I drive a Jetta. Not a diesel Jetta like the ones the carmaker toyed with in their genius way. Mine is a 5-speed, stripped down, doesn't-even-have-cruise-control, smallest engine available, black Jetta. It is as German as it can be in its functional-ness. It gets me to work and back. In a sporting way. It has no guts on the takeoff, but at cruising speed I can downshift and gain some torque. It's a fun drive. It's a VW. Tight. The doors go, "shunhk" when you close them. It's what I expected from a VW.
So you're in the VW labs in Germany and you've built this very fine, tight, fast, efficient vehicle and along comes an email from the U.S. EPA that says, "You have to meet these requirements when it comes to emissions." You gather with your fellow engineers and you play around. You find that to meet these requirements your car will sacrifice something in the area that you stake your reputation on. Maybe it's fuel efficiency. Maybe it's power. I don't know. I'm not an engineer. But something made these engineers say, "Screw you, America. Here's what we're gonna do..."

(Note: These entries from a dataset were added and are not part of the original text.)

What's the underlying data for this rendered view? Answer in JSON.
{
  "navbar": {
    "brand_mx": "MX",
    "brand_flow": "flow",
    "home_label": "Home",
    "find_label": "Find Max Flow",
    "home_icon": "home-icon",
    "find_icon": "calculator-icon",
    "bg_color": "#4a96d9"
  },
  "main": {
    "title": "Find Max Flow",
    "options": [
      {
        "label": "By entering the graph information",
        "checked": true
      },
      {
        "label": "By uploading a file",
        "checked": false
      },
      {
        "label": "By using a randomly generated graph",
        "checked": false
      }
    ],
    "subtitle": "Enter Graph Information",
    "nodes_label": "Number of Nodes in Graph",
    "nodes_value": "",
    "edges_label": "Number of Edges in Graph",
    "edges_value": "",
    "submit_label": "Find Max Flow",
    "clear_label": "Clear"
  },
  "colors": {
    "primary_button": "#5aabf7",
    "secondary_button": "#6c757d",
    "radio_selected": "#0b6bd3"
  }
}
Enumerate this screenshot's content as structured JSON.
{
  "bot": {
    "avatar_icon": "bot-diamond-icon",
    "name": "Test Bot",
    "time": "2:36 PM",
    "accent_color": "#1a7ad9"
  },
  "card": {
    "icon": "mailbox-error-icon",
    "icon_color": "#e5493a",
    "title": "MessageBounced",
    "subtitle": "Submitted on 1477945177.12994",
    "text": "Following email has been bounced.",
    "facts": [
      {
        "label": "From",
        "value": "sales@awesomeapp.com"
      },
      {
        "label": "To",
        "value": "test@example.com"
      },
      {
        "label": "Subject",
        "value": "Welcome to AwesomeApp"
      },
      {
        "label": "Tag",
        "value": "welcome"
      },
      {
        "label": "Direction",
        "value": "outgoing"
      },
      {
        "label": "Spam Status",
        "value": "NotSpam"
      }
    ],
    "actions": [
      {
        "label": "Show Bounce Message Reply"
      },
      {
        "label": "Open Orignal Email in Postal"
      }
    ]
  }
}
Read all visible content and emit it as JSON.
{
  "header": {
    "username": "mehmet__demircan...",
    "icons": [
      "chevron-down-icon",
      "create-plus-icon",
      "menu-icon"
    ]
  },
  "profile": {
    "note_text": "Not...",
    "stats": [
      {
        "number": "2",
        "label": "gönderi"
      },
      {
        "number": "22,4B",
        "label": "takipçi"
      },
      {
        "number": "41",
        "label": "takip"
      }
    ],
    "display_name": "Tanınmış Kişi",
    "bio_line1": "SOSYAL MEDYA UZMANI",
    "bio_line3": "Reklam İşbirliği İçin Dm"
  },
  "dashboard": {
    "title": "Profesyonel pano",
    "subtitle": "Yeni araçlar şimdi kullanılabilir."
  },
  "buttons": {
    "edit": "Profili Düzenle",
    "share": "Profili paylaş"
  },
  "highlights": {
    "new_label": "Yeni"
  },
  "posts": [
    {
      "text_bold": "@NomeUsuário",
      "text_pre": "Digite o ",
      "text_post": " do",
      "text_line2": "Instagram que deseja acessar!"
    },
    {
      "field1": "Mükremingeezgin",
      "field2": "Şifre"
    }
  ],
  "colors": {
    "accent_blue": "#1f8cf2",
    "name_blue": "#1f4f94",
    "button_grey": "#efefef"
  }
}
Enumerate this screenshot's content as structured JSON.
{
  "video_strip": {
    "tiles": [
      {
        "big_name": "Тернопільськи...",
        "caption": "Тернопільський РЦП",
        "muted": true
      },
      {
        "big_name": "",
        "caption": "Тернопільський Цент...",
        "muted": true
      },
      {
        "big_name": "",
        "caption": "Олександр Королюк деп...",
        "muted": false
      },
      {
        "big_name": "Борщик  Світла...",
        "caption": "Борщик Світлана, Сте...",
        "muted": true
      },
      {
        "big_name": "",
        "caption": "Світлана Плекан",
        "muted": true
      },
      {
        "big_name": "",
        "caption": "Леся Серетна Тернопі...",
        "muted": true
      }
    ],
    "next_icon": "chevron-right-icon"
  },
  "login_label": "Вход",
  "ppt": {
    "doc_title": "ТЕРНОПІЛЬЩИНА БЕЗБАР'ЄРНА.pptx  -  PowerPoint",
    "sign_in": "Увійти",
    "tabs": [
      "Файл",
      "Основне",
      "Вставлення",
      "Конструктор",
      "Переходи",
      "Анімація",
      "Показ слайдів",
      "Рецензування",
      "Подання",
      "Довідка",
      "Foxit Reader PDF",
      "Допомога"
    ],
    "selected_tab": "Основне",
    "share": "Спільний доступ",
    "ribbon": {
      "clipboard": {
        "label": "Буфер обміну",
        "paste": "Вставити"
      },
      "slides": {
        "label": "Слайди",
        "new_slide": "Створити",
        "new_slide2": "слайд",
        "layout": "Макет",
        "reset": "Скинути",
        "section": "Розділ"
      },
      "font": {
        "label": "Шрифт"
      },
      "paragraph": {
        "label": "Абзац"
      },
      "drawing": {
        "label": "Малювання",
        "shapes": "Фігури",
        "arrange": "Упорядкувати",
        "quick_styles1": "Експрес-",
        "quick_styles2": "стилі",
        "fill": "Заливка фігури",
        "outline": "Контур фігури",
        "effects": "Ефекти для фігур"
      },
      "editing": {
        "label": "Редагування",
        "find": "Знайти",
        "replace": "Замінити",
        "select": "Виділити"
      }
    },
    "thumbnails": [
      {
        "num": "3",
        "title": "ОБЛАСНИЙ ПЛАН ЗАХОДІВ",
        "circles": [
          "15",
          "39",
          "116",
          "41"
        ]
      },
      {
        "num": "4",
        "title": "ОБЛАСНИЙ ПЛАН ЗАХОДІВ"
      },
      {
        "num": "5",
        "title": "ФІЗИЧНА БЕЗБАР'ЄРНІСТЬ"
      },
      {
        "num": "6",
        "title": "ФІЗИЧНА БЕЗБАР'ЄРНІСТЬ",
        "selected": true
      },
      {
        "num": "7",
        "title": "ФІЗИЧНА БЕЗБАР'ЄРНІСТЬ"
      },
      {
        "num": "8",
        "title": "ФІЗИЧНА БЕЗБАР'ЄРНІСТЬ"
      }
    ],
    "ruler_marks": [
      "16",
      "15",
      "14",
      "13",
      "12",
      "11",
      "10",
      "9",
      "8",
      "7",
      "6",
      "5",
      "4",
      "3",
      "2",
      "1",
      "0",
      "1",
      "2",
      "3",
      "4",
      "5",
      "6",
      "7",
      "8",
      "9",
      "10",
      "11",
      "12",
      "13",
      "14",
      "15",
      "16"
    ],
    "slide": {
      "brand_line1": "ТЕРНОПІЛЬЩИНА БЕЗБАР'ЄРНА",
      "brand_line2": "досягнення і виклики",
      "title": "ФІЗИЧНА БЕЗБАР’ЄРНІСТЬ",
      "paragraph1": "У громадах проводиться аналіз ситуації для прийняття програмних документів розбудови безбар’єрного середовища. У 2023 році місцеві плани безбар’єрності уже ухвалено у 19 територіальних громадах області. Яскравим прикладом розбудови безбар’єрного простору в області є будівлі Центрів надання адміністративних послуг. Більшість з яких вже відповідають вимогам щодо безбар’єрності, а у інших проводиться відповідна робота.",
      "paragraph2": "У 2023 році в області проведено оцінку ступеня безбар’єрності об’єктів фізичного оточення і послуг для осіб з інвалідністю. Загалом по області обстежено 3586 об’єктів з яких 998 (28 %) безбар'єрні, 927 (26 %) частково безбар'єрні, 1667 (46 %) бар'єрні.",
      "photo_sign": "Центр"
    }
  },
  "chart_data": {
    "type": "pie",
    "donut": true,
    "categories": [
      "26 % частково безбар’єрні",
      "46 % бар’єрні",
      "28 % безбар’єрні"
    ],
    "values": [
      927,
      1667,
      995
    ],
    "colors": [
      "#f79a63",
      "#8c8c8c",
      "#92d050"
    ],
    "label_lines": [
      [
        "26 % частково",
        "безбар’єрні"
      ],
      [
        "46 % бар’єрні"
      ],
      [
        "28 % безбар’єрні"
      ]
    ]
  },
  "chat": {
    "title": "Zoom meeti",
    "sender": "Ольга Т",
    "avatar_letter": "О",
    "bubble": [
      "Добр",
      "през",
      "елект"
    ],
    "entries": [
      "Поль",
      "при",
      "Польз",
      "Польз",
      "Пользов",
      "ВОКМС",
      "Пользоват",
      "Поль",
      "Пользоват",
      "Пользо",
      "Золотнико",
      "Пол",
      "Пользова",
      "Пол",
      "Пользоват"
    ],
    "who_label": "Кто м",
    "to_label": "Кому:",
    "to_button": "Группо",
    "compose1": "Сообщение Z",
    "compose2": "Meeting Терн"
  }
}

So they rig the cars to pass the tests through software! Brilliant! They pass the stupid American tests and still get the car they wanted to build. THAT'S what I expect from Germany. Ingenuity, albeit in a dark and underhanded way. Still, sheer genius.
Makes me even prouder to own a VW.